I’m in the process of doing a full write-up of Scott Milne’s news conference this morning. But while I was putting it together, I came across something I couldn’t resist sharing right away.

In his prepared remarks, he called on state lawmakers to vote for Governor in accordance with their “constitutional oath,” which he quoted in the following way:

… in giving my “vote or suffrage touching any matter that concerns the State of Vermont, [I] will do it so as in [my] conscience [I] shall judge will most conduce to the best… as established by the Constitution, without fear or favor of any person.”

Small problem, bucko.

That is the Voter’s Oath, which can be found on Vermont’s voter registration form.

There are two Oaths in the state constitution (Section 56) that officeholders must swear: the Oath of Allegiance and the Oath of Office. They read like this:

The Oath or Affirmation of Allegiance

You do solemnly swear (or affirm) that you will be true and faithful to the State of Vermont and that you will not, directly or indirectly, do any act or thing injurious to the Constitution or Government thereof. (If an affirmation) Under the pains and penalties of perjury.

The Oath or Affirmation of Office

You do solemnly swear (or affirm) that you will faithfully execute the office of ____ for the ____ of ____ and will therein do equal right and justice to all persons, to the best of your judgment and ability, according to law. (If an oath) So help you God. (If an affirmation) Under the pains and penalties of perjury.

If he’d found the right Oaths, Milne could perhaps have made a case that lawmakers should vote against Gov. Shumlin to avoid doing “any act or thing injurious to the Constitution or Government,” but that’s not the argument he made.

It was obvious from his news conference that he’d spent a lot of time researching Vermont history and government. But apparently he didn’t quite spend enough time.

As ever, if anyone has contrary information I will happily correct this post.
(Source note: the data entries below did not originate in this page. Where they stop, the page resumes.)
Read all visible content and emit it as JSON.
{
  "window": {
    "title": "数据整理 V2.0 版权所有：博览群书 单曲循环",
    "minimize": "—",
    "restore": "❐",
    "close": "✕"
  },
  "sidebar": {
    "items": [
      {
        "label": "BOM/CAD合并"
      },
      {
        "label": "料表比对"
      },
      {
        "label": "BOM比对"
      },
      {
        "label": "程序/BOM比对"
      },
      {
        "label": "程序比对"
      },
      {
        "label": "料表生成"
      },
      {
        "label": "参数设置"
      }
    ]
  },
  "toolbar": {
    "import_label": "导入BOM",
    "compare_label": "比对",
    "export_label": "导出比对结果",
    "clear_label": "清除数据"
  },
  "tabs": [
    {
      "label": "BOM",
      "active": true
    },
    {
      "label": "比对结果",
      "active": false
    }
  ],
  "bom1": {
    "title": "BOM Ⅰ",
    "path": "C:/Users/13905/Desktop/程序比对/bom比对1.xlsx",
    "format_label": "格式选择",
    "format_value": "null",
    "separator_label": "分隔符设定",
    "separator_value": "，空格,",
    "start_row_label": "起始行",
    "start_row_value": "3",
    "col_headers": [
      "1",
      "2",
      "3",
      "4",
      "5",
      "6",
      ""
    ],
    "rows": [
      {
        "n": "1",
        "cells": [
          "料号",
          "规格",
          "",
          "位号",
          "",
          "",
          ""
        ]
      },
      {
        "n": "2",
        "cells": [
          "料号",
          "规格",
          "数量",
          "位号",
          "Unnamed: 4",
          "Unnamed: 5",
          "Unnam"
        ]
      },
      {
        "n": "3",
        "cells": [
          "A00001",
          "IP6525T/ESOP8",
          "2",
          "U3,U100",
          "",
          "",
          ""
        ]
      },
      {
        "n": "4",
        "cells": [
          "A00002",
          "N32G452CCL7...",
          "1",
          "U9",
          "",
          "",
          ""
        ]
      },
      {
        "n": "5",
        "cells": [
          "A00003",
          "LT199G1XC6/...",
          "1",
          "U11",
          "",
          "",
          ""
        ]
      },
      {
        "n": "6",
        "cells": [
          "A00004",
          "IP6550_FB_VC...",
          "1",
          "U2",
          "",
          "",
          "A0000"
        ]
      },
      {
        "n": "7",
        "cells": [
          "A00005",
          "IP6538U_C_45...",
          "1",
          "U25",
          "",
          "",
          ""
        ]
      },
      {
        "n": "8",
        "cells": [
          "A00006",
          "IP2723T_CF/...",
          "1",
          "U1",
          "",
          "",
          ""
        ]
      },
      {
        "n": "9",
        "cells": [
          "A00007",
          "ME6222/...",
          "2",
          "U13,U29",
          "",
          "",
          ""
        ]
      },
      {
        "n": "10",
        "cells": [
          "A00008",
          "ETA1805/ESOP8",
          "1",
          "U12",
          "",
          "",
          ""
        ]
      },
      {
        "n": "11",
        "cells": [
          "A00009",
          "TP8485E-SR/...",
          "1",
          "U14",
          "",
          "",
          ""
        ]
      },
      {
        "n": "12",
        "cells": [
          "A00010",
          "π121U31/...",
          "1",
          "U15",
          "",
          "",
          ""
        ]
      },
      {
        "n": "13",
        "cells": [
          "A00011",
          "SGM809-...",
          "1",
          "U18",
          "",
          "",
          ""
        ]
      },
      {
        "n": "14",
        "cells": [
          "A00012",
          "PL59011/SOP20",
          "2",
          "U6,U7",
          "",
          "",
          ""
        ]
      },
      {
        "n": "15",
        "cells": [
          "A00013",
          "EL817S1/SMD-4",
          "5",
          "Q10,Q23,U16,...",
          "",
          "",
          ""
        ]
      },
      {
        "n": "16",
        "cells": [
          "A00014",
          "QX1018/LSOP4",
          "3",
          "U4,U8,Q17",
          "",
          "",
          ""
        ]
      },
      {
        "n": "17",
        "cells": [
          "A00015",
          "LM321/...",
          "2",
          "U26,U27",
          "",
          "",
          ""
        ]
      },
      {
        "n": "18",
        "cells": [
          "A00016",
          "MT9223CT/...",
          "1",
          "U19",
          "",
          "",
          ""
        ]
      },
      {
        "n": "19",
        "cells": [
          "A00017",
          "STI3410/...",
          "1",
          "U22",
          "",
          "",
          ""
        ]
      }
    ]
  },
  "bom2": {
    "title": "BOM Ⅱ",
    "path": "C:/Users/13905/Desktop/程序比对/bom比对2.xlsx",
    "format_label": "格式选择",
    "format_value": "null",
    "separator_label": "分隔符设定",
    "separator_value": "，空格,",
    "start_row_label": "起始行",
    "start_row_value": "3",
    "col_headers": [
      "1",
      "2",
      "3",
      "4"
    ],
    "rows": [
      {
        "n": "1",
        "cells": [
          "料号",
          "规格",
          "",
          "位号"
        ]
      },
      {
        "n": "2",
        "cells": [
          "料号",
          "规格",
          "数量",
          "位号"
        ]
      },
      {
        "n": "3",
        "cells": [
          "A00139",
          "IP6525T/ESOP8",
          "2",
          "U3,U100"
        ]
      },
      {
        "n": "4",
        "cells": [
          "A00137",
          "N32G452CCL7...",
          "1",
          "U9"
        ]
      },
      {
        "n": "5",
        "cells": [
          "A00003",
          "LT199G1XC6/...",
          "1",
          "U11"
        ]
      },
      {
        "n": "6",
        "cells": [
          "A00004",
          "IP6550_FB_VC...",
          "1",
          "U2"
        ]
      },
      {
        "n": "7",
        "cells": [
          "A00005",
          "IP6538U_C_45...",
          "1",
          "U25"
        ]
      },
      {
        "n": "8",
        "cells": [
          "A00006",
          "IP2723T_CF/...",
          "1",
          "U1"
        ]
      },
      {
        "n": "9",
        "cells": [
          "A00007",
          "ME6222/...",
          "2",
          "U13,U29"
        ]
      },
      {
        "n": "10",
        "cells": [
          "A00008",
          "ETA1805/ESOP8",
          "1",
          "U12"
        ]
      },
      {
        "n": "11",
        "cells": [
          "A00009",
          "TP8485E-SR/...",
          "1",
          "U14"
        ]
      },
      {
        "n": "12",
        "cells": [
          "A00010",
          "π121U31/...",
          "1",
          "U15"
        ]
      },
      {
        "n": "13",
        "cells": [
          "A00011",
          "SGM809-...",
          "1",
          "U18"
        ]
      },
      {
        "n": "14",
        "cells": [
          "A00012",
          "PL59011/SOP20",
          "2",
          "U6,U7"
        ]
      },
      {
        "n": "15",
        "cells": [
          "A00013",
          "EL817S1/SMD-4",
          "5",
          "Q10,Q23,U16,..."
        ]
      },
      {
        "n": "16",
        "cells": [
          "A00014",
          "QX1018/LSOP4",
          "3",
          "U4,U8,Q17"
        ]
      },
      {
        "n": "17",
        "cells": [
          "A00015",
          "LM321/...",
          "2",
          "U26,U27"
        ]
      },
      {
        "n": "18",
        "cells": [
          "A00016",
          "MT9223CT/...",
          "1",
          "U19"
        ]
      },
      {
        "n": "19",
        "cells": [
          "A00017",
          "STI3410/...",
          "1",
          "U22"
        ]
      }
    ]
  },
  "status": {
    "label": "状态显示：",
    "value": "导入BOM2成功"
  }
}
Addendum. Members of the House and Senate actually take a longer oath than that cited in the constitution. However, (1) it does not contain the language cited by Milne, and (2) it’s part of the Legislative Rules, not the Constitution. So Milne remains wrong.